BLOG: MY UPCOMING RESIDENCY AT THE RMG
I am grateful for this residency because it gives me the time and space to dedicate myself to finally scratch a creative itch that's been nagging at me for most of my life. And it's a perfect fit with the RMG's raison d'etre for creating this venue to help artists evolve. Here's an excerpt of the RMG's mission statement for the ArtLab:
The Art Lab residency program is unique in that it is only offered to artists who propose to experiment with new ideas, take risks and make dramatic departures from work they have done in the past. For example, artists may want to consider working in a new medium, with a collaborator, integrating another artistic discipline (i.e. performance, music etc..) or pursuing a community collaboration with outside partners. There are no expectations in terms of producing a completed work or body of work, but instead, artists are encouraged to make mistakes, try something new and explore.
Well, that's exactly what this residency means to me: it's a launching pad to reach an elusive creative goal I've sought since I was a child, one that is very different indeed from the fine-art landscape and figurative photographs I currently take (one of which will be on the walls of the RMG during my residency).
Rather than discuss my ideas and theories about The Network Vista now, I'll do so at some later time. I'm saving myself mentally for Sunday, January 15, 2017, when I'll be giving a presentation on what my residency is about. I'm taking this seriously as an opportunity to reexamine my theory of visual music, and how The Network Vista is a vital evolutionary step to get from theory to practice. Thus I must gather all my years of vague thoughts and start bringing them into focus, which will take a good amount of time which I don't have in great quantities at the moment.
My goal with the residency is twofold:
These are big goals. And this residency is a vital step towards helping me achieve them.
I will make excellent use of this opportunity, because this is a great opportunity, and I know the time will speed by all too quickly. So, barring unforeseen happenstances, I will be in the Lab everyday from opening to closing, assembling The Network Vista. It's an open lab, so please stop in and say Hello — I would be delighted to see you, and I wouldn't say no if you wanted to lend me a hand, because...
Assembling the The Network Vista will be a fun challenge, and I seek the public's help. Anyone is welcome, but I especially would like to enlist kids who want to play with the construction toys I'll be using. And if there are any experienced STEM people who know something about Arduino, I desperately could use your help!
Here, then, is a non-comprehensive list of the tasks I need to solve:

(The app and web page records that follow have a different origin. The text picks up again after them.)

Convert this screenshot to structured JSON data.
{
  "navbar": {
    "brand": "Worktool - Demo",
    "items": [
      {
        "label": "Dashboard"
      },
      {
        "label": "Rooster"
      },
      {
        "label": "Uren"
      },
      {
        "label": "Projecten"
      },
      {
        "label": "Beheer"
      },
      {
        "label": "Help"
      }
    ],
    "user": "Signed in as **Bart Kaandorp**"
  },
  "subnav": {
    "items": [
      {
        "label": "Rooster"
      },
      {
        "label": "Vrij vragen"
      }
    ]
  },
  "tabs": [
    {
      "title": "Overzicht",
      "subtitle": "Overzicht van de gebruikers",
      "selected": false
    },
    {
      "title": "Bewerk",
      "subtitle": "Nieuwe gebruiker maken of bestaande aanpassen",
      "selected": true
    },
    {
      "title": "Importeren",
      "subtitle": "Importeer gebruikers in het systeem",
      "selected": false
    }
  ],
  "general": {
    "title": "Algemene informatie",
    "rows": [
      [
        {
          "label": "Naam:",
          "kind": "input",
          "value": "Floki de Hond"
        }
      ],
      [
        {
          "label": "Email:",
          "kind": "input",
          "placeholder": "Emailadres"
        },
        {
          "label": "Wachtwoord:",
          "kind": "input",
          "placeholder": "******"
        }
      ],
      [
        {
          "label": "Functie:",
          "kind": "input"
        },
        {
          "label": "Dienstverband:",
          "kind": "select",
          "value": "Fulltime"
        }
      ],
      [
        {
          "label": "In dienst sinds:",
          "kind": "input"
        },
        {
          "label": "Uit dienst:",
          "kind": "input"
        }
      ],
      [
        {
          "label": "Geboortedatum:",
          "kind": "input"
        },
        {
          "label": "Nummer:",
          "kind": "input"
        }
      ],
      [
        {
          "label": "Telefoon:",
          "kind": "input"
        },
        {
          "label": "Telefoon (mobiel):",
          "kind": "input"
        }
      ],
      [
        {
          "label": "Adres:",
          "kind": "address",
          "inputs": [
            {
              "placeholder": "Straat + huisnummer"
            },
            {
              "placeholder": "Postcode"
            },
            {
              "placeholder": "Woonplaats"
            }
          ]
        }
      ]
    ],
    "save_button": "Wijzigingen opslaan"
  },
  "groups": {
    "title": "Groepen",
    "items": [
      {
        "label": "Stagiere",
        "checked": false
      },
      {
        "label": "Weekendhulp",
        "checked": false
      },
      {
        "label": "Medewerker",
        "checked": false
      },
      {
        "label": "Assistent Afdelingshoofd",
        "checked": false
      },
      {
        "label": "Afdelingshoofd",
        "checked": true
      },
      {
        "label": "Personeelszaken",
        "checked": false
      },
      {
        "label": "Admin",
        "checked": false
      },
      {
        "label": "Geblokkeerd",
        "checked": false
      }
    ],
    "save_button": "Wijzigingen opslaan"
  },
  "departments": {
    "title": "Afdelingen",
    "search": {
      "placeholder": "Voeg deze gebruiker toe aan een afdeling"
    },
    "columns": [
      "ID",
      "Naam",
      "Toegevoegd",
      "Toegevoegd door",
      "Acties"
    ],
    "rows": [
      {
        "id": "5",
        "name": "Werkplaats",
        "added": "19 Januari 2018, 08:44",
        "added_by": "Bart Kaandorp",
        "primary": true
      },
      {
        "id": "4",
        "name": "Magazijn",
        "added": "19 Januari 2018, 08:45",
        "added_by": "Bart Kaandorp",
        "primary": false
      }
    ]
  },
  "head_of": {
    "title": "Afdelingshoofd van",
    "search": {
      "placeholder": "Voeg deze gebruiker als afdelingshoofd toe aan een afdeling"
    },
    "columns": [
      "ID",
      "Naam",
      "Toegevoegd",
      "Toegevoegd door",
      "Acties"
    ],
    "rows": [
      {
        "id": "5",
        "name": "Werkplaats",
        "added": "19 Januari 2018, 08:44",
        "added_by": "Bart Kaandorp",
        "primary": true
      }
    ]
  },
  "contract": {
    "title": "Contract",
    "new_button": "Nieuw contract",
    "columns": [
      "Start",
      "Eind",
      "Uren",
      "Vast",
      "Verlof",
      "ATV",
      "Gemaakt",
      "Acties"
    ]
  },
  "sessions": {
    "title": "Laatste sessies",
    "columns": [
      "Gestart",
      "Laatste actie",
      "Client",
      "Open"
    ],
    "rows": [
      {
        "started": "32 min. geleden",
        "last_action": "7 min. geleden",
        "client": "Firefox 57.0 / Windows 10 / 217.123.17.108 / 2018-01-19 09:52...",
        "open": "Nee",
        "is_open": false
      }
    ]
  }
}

That's a lot of stuff to do in a short amount of time. That's why I'll take any help I can get!
You can see the names of three different construction toys that I'll be using to construct The Network Vista. I am deeply grateful to the following people and their companies for helping to subsidize my residency with their generous discounts:
Many thanks to them. These are wonderful construction toy systems (or, in the case of Rokenbok, a Student Design and Engineering System), and I encourage everyone to check them out, especially Rokenbok which I have been a fan of for many years. (Indeed I'll be using two of their STEM Labs for this project.)
Shortly after the conclusion of my residency — only after I have taken photographs of The Network Vista, whether in the Lab or elsewhere — these toys will be donated to The Maker Garden, Durham Region's own Community Makerspace that I have become involved with, and where I will conduct STEM classes with them.
I look very forward to starting my next series of photographs: The Network Vista.